TOML Cannabis Working Group

Based on the responses received at the cannabis workshop in August 2017, staff assembled a cannabis working group to discuss the Town’s cannabis regulatory framework and provide recommendations on the cannabis regulations. The input received from the working group was used to develop the draft cannabis regulations. The cannabis working group was comprised of: Town Planning, Finance, and Police Department staff; Fire and Water District staff; Members of the Town Council and Planning and Economic Development Commission; and Mono County staff from Planning, Finance, and the Administrators office. Below is a summary of the items discussed at the working group meetings:

Taxes
The working group discussed various tax scenarios and timing and the recommendation from the group was to retain a consultant who specializes in the development of cannabis tax ballot measures. Mono County staff indicated they had entered into a contract with Hdl to provide assistance with their tax measure. Based on the County’s use of Hdl and the Town’s previous use of Hdl for sales tax reporting, the Town has entered into a contract with Hdl. 

Peer Resort Comparison
At the first working group meeting in September 2017, it was suggested to look at what peer resort communities in Colorado had done with regards to legalization of cannabis and provide a summary of issues they had encountered. Staff analyzed seven resort communities in Colorado and were able to draw relevant conclusions from each community about the successes and/or failures of various ways of regulating cannabis businesses. The comparison report was presented at the working group meeting in November 2017 (Report available HERE).

Buffers
Based on the conclusions drawn from the Peer Resort Comparison, the working group provided feedback that it was logical to use a land use approach to determine where cannabis retailers could be located. Based on that feedback, staff proposed using buffers from sensitive land uses and minimum distance requirements between cannabis retailers to regulate the locations. The alternative to this approach would be to select an arbitrary number of retailers that would be permitted within the Town. At the December 2017 working group meeting, a series of maps were presented to the group showing the areas that could be available for a cannabis retailer based on various buffer scenarios. The recommendation from the working group was to use the State required 600-foot buffer from schools (K-12), day care centers, and youth centers and require a minimum separation of at least 500-feet between cannabis retail businesses and add a 600-foot buffer from parks for cannabis retail businesses. For other commercial cannabis uses (i.e., manufacturing, testing, distribution, and cultivation), the recommendation was to only use the State required buffers from schools (K-12), day care centers, and youth centers since these uses will only be permitted in the Industrial zone and will not be open to the public. Maps of the preferred buffer zones are available at the following links:

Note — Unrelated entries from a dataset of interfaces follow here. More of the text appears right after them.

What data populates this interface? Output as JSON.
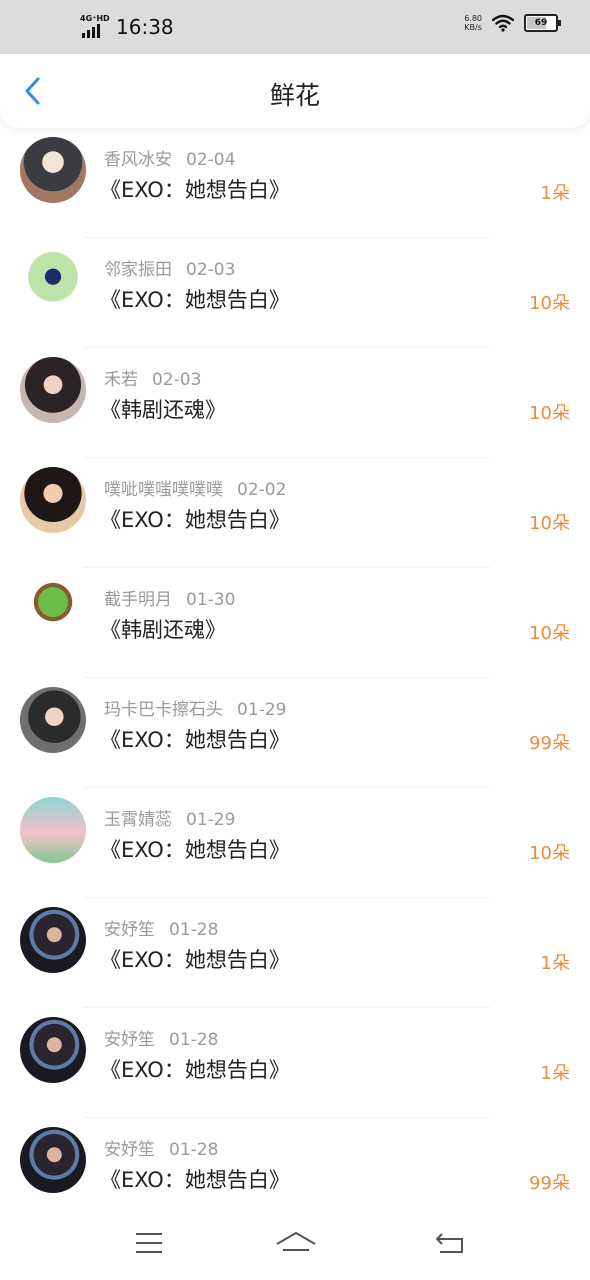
{
  "status_bar": {
    "network": "4G⁺HD",
    "time": "16:38",
    "speed_value": "6.80",
    "speed_unit": "KB/s",
    "battery": "69"
  },
  "header": {
    "title": "鲜花",
    "back_icon": "chevron-left-icon"
  },
  "colors": {
    "accent_blue": "#2a8ef0",
    "count_orange": "#f08a3c",
    "meta_gray": "#9a9a9a"
  },
  "items": [
    {
      "name": "香风冰安",
      "date": "02-04",
      "book": "《EXO：她想告白》",
      "count": "1朵"
    },
    {
      "name": "邻家振田",
      "date": "02-03",
      "book": "《EXO：她想告白》",
      "count": "10朵"
    },
    {
      "name": "禾若",
      "date": "02-03",
      "book": "《韩剧还魂》",
      "count": "10朵"
    },
    {
      "name": "噗呲噗嗤噗噗噗",
      "date": "02-02",
      "book": "《EXO：她想告白》",
      "count": "10朵"
    },
    {
      "name": "截手明月",
      "date": "01-30",
      "book": "《韩剧还魂》",
      "count": "10朵"
    },
    {
      "name": "玛卡巴卡擦石头",
      "date": "01-29",
      "book": "《EXO：她想告白》",
      "count": "99朵"
    },
    {
      "name": "玉霄婧蕊",
      "date": "01-29",
      "book": "《EXO：她想告白》",
      "count": "10朵"
    },
    {
      "name": "安妤笙",
      "date": "01-28",
      "book": "《EXO：她想告白》",
      "count": "1朵"
    },
    {
      "name": "安妤笙",
      "date": "01-28",
      "book": "《EXO：她想告白》",
      "count": "1朵"
    },
    {
      "name": "安妤笙",
      "date": "01-28",
      "book": "《EXO：她想告白》",
      "count": "99朵"
    }
  ],
  "bottom_nav": {
    "menu_icon": "menu-icon",
    "home_icon": "home-icon",
    "back_icon": "back-arrow-icon"
  }
}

Proposed Cannabis Retailer Locations
Proposed Industrial Buffers for Cannabis Businesses

Industrial Zone Uses
Staff presented information on various quasi-industrial cannabis activities, such as cultivation, manufacturing, distribution, and testing to the working group and discussed the various issues associated with each use. Staff indicated that at a recent workshop staff had attended, the presenters provided the following impact summary of the various commercial cannabis uses:

  1. The impacts of manufacturing, distribution, and testing are relatively benign and that the use should be treated the same as any other industrial use. Specific operating standards related to security measures, fire protection requirements, and product handling will minimize impacts for the surrounding area.
  2. The impacts of cultivation are unique and are related to odor and plant theft. By allowing indoor cultivation only, the risk of plant theft can be minimized through the implementation of adequate security measures and odor issues can be minimize by requiring specialized air filtering and ventilation.
  3. The impacts of retailers are the most evident and are mostly related to loitering and public use of products.

The following summarizes the recommendations of the working group for the Industrial zone:

  1. Cannabis retailers should not be permitted in the Industrial zone since the use is not consistent with the intended purpose of the Industrial zone and the lack of visibility and traffic during the evening hours, which could lead to an increase in crime.
  2. Based on the increased fire danger and the numerous unknowns associated with volatile extraction, manufacturing that utilize volatile solvents (i.e., butane, hexane, propane) for extraction should not be allowed.
  3. There is no definitive data to support a need to place a limitation on the number of commercial cannabis businesses in the Industrial zone. The recommendation of the group was to monitor the number of inquiries or applications that are received for cannabis businesses in the Industrial zone and if the need arises due to a lack of available space for other industrial uses, implement a cap on the number of cannabis businesses allowed in the Industrial zone.
  4. With regards to operating and development standards, the group recommended looking at the standards adopted in other cities and in the State regulations.

Personal Cultivation
Under the AUMA, adults 21 years of age or older are allowed to possess and use up to 28.5 grams of marijuana and up to 8 grams of concentrated cannabis, and to possess up to six (6) living cannabis plants and the cannabis produced by those plants. The AUMA allows cities to prohibit outdoor growing of cannabis and to enforce reasonable regulations to regulate the indoor growing of cannabis.

The recommendations of the working group was to prohibit outdoor grows and for indoor grows, review the regulations other agencies have adopted.